Work required: Within the data below, copy each line where the string "icon" is found.

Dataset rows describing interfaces
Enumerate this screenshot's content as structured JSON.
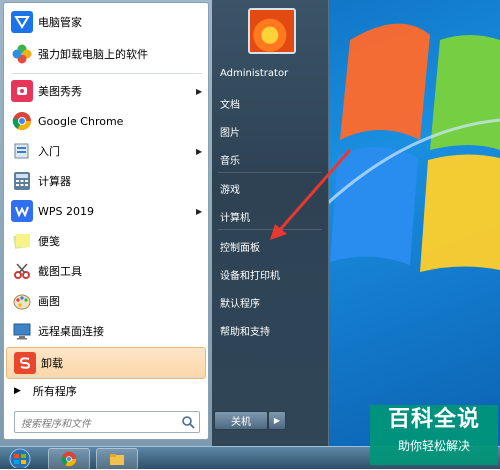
{
  "start_menu": {
    "programs": [
      {
        "label": "电脑管家",
        "icon": "tencent-pc-manager-icon",
        "submenu": false
      },
      {
        "label": "强力卸载电脑上的软件",
        "icon": "uninstall-clover-icon",
        "submenu": false
      },
      {
        "label": "美图秀秀",
        "icon": "meitu-icon",
        "submenu": true
      },
      {
        "label": "Google Chrome",
        "icon": "chrome-icon",
        "submenu": false
      },
      {
        "label": "入门",
        "icon": "getting-started-icon",
        "submenu": true
      },
      {
        "label": "计算器",
        "icon": "calculator-icon",
        "submenu": false
      },
      {
        "label": "WPS 2019",
        "icon": "wps-icon",
        "submenu": true
      },
      {
        "label": "便笺",
        "icon": "sticky-notes-icon",
        "submenu": false
      },
      {
        "label": "截图工具",
        "icon": "snipping-tool-icon",
        "submenu": false
      },
      {
        "label": "画图",
        "icon": "paint-icon",
        "submenu": false
      },
      {
        "label": "远程桌面连接",
        "icon": "remote-desktop-icon",
        "submenu": false
      },
      {
        "label": "卸载",
        "icon": "uninstall-s-icon",
        "submenu": false,
        "highlighted": true
      }
    ],
    "all_programs_label": "所有程序",
    "search_placeholder": "搜索程序和文件",
    "right_links": {
      "user": "Administrator",
      "documents": "文档",
      "pictures": "图片",
      "music": "音乐",
      "games": "游戏",
      "computer": "计算机",
      "control_panel": "控制面板",
      "devices_printers": "设备和打印机",
      "default_programs": "默认程序",
      "help_support": "帮助和支持"
    },
    "shutdown_label": "关机"
  },
  "watermark": {
    "title": "百科全说",
    "subtitle": "助你轻松解决"
  },
  "colors": {
    "annotation_arrow": "#e8382f",
    "watermark_bg": "#009678",
    "highlight": "#fcd7a8"
  }
}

Task solution:
        "icon": "tencent-pc-manager-icon",
        "icon": "uninstall-clover-icon",
        "icon": "meitu-icon",
        "icon": "chrome-icon",
        "icon": "getting-started-icon",
        "icon": "calculator-icon",
        "icon": "wps-icon",
        "icon": "sticky-notes-icon",
        "icon": "snipping-tool-icon",
        "icon": "paint-icon",
        "icon": "remote-desktop-icon",
        "icon": "uninstall-s-icon",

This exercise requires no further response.